A novel, feed-forward vibration isolation scheme is developed that addresses the shortcomings of adaptive feedforward vibration isolation algorithms. This scheme which is based on the use of Kalman estimators (KE) does not require real-time adaptation and yet maintains its effectiveness when the attributes (such as the frequencies) of the disturbance changes. More importantly, it does not require that the disturbance be periodic.

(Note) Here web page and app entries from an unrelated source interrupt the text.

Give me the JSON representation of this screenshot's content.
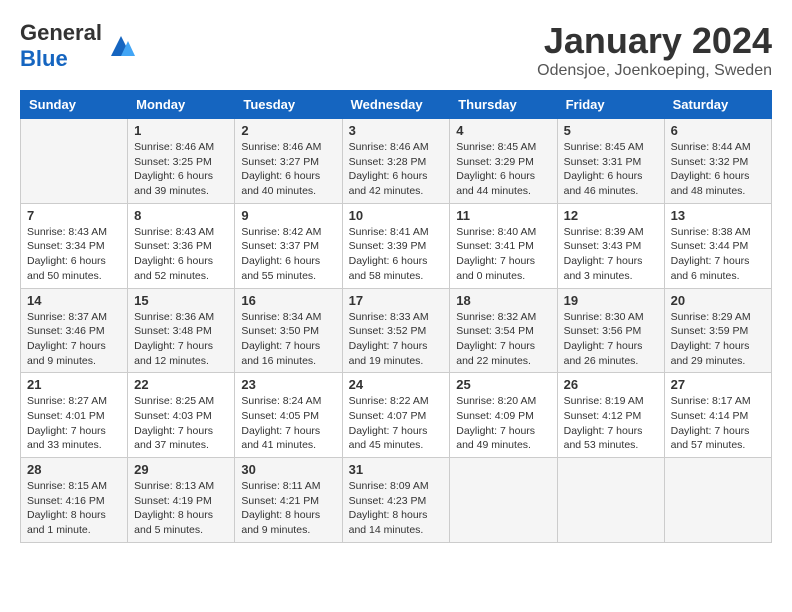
{
  "logo": {
    "text_general": "General",
    "text_blue": "Blue"
  },
  "title": "January 2024",
  "subtitle": "Odensjoe, Joenkoeping, Sweden",
  "days_of_week": [
    "Sunday",
    "Monday",
    "Tuesday",
    "Wednesday",
    "Thursday",
    "Friday",
    "Saturday"
  ],
  "weeks": [
    [
      {
        "day": "",
        "sunrise": "",
        "sunset": "",
        "daylight": ""
      },
      {
        "day": "1",
        "sunrise": "Sunrise: 8:46 AM",
        "sunset": "Sunset: 3:25 PM",
        "daylight": "Daylight: 6 hours and 39 minutes."
      },
      {
        "day": "2",
        "sunrise": "Sunrise: 8:46 AM",
        "sunset": "Sunset: 3:27 PM",
        "daylight": "Daylight: 6 hours and 40 minutes."
      },
      {
        "day": "3",
        "sunrise": "Sunrise: 8:46 AM",
        "sunset": "Sunset: 3:28 PM",
        "daylight": "Daylight: 6 hours and 42 minutes."
      },
      {
        "day": "4",
        "sunrise": "Sunrise: 8:45 AM",
        "sunset": "Sunset: 3:29 PM",
        "daylight": "Daylight: 6 hours and 44 minutes."
      },
      {
        "day": "5",
        "sunrise": "Sunrise: 8:45 AM",
        "sunset": "Sunset: 3:31 PM",
        "daylight": "Daylight: 6 hours and 46 minutes."
      },
      {
        "day": "6",
        "sunrise": "Sunrise: 8:44 AM",
        "sunset": "Sunset: 3:32 PM",
        "daylight": "Daylight: 6 hours and 48 minutes."
      }
    ],
    [
      {
        "day": "7",
        "sunrise": "Sunrise: 8:43 AM",
        "sunset": "Sunset: 3:34 PM",
        "daylight": "Daylight: 6 hours and 50 minutes."
      },
      {
        "day": "8",
        "sunrise": "Sunrise: 8:43 AM",
        "sunset": "Sunset: 3:36 PM",
        "daylight": "Daylight: 6 hours and 52 minutes."
      },
      {
        "day": "9",
        "sunrise": "Sunrise: 8:42 AM",
        "sunset": "Sunset: 3:37 PM",
        "daylight": "Daylight: 6 hours and 55 minutes."
      },
      {
        "day": "10",
        "sunrise": "Sunrise: 8:41 AM",
        "sunset": "Sunset: 3:39 PM",
        "daylight": "Daylight: 6 hours and 58 minutes."
      },
      {
        "day": "11",
        "sunrise": "Sunrise: 8:40 AM",
        "sunset": "Sunset: 3:41 PM",
        "daylight": "Daylight: 7 hours and 0 minutes."
      },
      {
        "day": "12",
        "sunrise": "Sunrise: 8:39 AM",
        "sunset": "Sunset: 3:43 PM",
        "daylight": "Daylight: 7 hours and 3 minutes."
      },
      {
        "day": "13",
        "sunrise": "Sunrise: 8:38 AM",
        "sunset": "Sunset: 3:44 PM",
        "daylight": "Daylight: 7 hours and 6 minutes."
      }
    ],
    [
      {
        "day": "14",
        "sunrise": "Sunrise: 8:37 AM",
        "sunset": "Sunset: 3:46 PM",
        "daylight": "Daylight: 7 hours and 9 minutes."
      },
      {
        "day": "15",
        "sunrise": "Sunrise: 8:36 AM",
        "sunset": "Sunset: 3:48 PM",
        "daylight": "Daylight: 7 hours and 12 minutes."
      },
      {
        "day": "16",
        "sunrise": "Sunrise: 8:34 AM",
        "sunset": "Sunset: 3:50 PM",
        "daylight": "Daylight: 7 hours and 16 minutes."
      },
      {
        "day": "17",
        "sunrise": "Sunrise: 8:33 AM",
        "sunset": "Sunset: 3:52 PM",
        "daylight": "Daylight: 7 hours and 19 minutes."
      },
      {
        "day": "18",
        "sunrise": "Sunrise: 8:32 AM",
        "sunset": "Sunset: 3:54 PM",
        "daylight": "Daylight: 7 hours and 22 minutes."
      },
      {
        "day": "19",
        "sunrise": "Sunrise: 8:30 AM",
        "sunset": "Sunset: 3:56 PM",
        "daylight": "Daylight: 7 hours and 26 minutes."
      },
      {
        "day": "20",
        "sunrise": "Sunrise: 8:29 AM",
        "sunset": "Sunset: 3:59 PM",
        "daylight": "Daylight: 7 hours and 29 minutes."
      }
    ],
    [
      {
        "day": "21",
        "sunrise": "Sunrise: 8:27 AM",
        "sunset": "Sunset: 4:01 PM",
        "daylight": "Daylight: 7 hours and 33 minutes."
      },
      {
        "day": "22",
        "sunrise": "Sunrise: 8:25 AM",
        "sunset": "Sunset: 4:03 PM",
        "daylight": "Daylight: 7 hours and 37 minutes."
      },
      {
        "day": "23",
        "sunrise": "Sunrise: 8:24 AM",
        "sunset": "Sunset: 4:05 PM",
        "daylight": "Daylight: 7 hours and 41 minutes."
      },
      {
        "day": "24",
        "sunrise": "Sunrise: 8:22 AM",
        "sunset": "Sunset: 4:07 PM",
        "daylight": "Daylight: 7 hours and 45 minutes."
      },
      {
        "day": "25",
        "sunrise": "Sunrise: 8:20 AM",
        "sunset": "Sunset: 4:09 PM",
        "daylight": "Daylight: 7 hours and 49 minutes."
      },
      {
        "day": "26",
        "sunrise": "Sunrise: 8:19 AM",
        "sunset": "Sunset: 4:12 PM",
        "daylight": "Daylight: 7 hours and 53 minutes."
      },
      {
        "day": "27",
        "sunrise": "Sunrise: 8:17 AM",
        "sunset": "Sunset: 4:14 PM",
        "daylight": "Daylight: 7 hours and 57 minutes."
      }
    ],
    [
      {
        "day": "28",
        "sunrise": "Sunrise: 8:15 AM",
        "sunset": "Sunset: 4:16 PM",
        "daylight": "Daylight: 8 hours and 1 minute."
      },
      {
        "day": "29",
        "sunrise": "Sunrise: 8:13 AM",
        "sunset": "Sunset: 4:19 PM",
        "daylight": "Daylight: 8 hours and 5 minutes."
      },
      {
        "day": "30",
        "sunrise": "Sunrise: 8:11 AM",
        "sunset": "Sunset: 4:21 PM",
        "daylight": "Daylight: 8 hours and 9 minutes."
      },
      {
        "day": "31",
        "sunrise": "Sunrise: 8:09 AM",
        "sunset": "Sunset: 4:23 PM",
        "daylight": "Daylight: 8 hours and 14 minutes."
      },
      {
        "day": "",
        "sunrise": "",
        "sunset": "",
        "daylight": ""
      },
      {
        "day": "",
        "sunrise": "",
        "sunset": "",
        "daylight": ""
      },
      {
        "day": "",
        "sunrise": "",
        "sunset": "",
        "daylight": ""
      }
    ]
  ]
}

The first step in designing the proposed active isolation controller is the design of the KE gains. The plant model used for this purpose is the combination of the transmitted force and structural dynamics models; see the part labeled ‘Plant’ in Figure 1. The KE should be subject to all the deterministic inputs that the plant is subject to, including the control force. This is why the realization of the structure inside the estimator in Figure 1 is subject to the transmitted force estimated by the estimator, twice. These two forces have the same magnitude and like the two forces acting on the structure, they are opposite in sign, zeroing the net force seen by the realization of the structure in the KE. This, in turn, results in zero estimates for the acceleration. Knowing that the acceleration of the structure estimated by the KE will always be zero, eliminates the need for realizing the structure inside the estimator. This reduces the computational burden of the KE to the realization of the 2nd order transmitted force block, only, which in turn lowers the complexity of the controller. Figure 1 shows the block diagram of the con­trolled system.

Note that the controller consists of the transmitted force model and the KE gain. The structure model (shown in dashed block), being subject to zero net input, does not need to be included in the formulation of the controller.

The effectiveness of the controller is demonstrated experimentally by isolat­ing the mass in a 2nd order system from the vibration of its own base. A shaker is used to input the base vibration disturbance to the plant and a commercially available piezoelectric actuator is used to actively isolate the mass from the base vibration. The frequency response functions mapping the acceleration of the base to that of the mass of the controlled and uncontrolled structure, are measured and presented in Figure 2, indicates the high vibration isolation performance of the controller.